Flu outbreaks are up across China compared with previous years, but the epidemic remains at normal levels and is much less severe than the Sars outbreak, an official from Beijing Centre for Disease Control and Prevention (CDC) has said.
"It is irrelevant to compare flu outbreaks with Sars, as the two diseases are different in many respects," said deputy director He Xiong of the Beijing CDC, who participated in the central government’s efforts to fight Sars in 2003.
"Although Sars is not strongly infectious, it caused panic because it was an entirely new disease unknown to humans then, and there were no effective means of treatment for the disease," he said.
People have known about the flu for many years, and its consequences are not as deadly as Sars, Mr He said. "Rather, it targets those with chronic diseases mostly and can worsen their conditions."
The recent flu epidemic has caused panic, with some linking it to Sars in 2003, which caused more than 300 deaths on the Chinese mainland, according to media reports.
China has entered the peak of flu season, and the number of outbreaks has been significantly higher than the average for the past few years, according to the National Health and Family Planning Commission.
However, surveillance has not found virus mutations that can affect the spread and severity of the disease, and the flu epidemic remains at predicted levels, the authority said.
In Beijing, 5,298 flu cases were reported between Dec 18 and 24, a rise of more than 80 per cent on the previous week, according to the Beijing Health and Family Planning Commission.
The Beijing CDC has called on parents to take precautionary measures to prevent themselves and their children getting the flu, including hand-washing, avoiding crowded places, and eating a balanced diet.

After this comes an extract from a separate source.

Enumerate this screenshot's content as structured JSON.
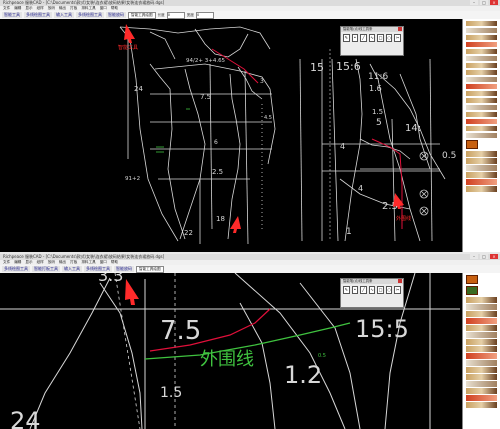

In addition to a healthy lifestyle, vaccination is an effective way of preventing most flu, Mr He said.